WHAT YOU HAVE TO DO: Give the number of lines in the listing that contain the word "highlighted", and nothing besides.

INPUT RECORDS:
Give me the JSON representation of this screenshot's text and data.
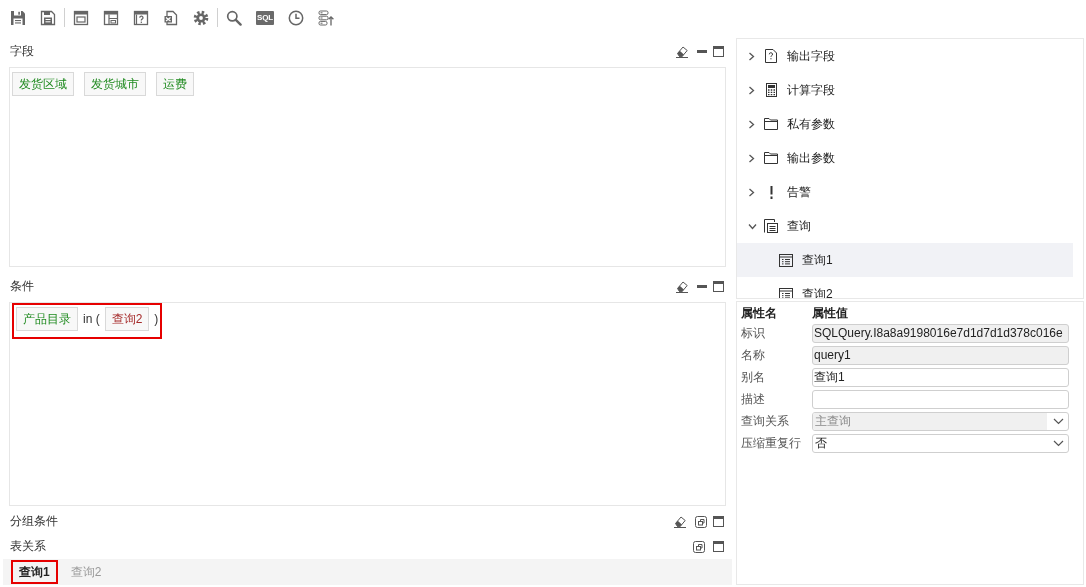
{
  "toolbar": {
    "sql_label": "SQL"
  },
  "sections": [
    {
      "title": "字段",
      "collapsed": false,
      "clearable": true,
      "highlighted": false,
      "tokens": [
        {
          "kind": "field",
          "label": "发货区域"
        },
        {
          "kind": "field",
          "label": "发货城市"
        },
        {
          "kind": "field",
          "label": "运费"
        }
      ]
    },
    {
      "title": "条件",
      "collapsed": false,
      "clearable": true,
      "highlighted": true,
      "tokens": [
        {
          "kind": "field",
          "label": "产品目录"
        },
        {
          "kind": "text",
          "label": "in ("
        },
        {
          "kind": "query",
          "label": "查询2"
        },
        {
          "kind": "text",
          "label": ")"
        }
      ]
    },
    {
      "title": "分组条件",
      "collapsed": true,
      "clearable": true
    },
    {
      "title": "表关系",
      "collapsed": true,
      "clearable": false
    }
  ],
  "query_tabs": [
    {
      "label": "查询1",
      "selected": true,
      "highlighted": true
    },
    {
      "label": "查询2",
      "selected": false,
      "highlighted": false
    }
  ],
  "tree": {
    "items": [
      {
        "label": "输出字段",
        "kind": "output-field",
        "expanded": false,
        "selected": false
      },
      {
        "label": "计算字段",
        "kind": "calculated-field",
        "expanded": false,
        "selected": false
      },
      {
        "label": "私有参数",
        "kind": "folder",
        "expanded": false,
        "selected": false
      },
      {
        "label": "输出参数",
        "kind": "folder",
        "expanded": false,
        "selected": false
      },
      {
        "label": "告警",
        "kind": "alert",
        "expanded": false,
        "selected": false
      },
      {
        "label": "查询",
        "kind": "query",
        "expanded": true,
        "selected": false,
        "children": [
          {
            "label": "查询1",
            "kind": "table",
            "selected": true
          },
          {
            "label": "查询2",
            "kind": "table",
            "selected": false
          }
        ]
      }
    ]
  },
  "properties": {
    "columns": [
      "属性名",
      "属性值"
    ],
    "rows": [
      {
        "label": "标识",
        "kind": "text",
        "value": "SQLQuery.I8a8a9198016e7d1d7d1d378c016e",
        "disabled": true
      },
      {
        "label": "名称",
        "kind": "text",
        "value": "query1",
        "disabled": true
      },
      {
        "label": "别名",
        "kind": "text",
        "value": "查询1",
        "disabled": false
      },
      {
        "label": "描述",
        "kind": "text",
        "disabled": false
      },
      {
        "label": "查询关系",
        "kind": "select",
        "value": "主查询",
        "disabled": true
      },
      {
        "label": "压缩重复行",
        "kind": "select",
        "value": "否",
        "disabled": false
      }
    ]
  }
}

EXERCISE SOLUTION: 4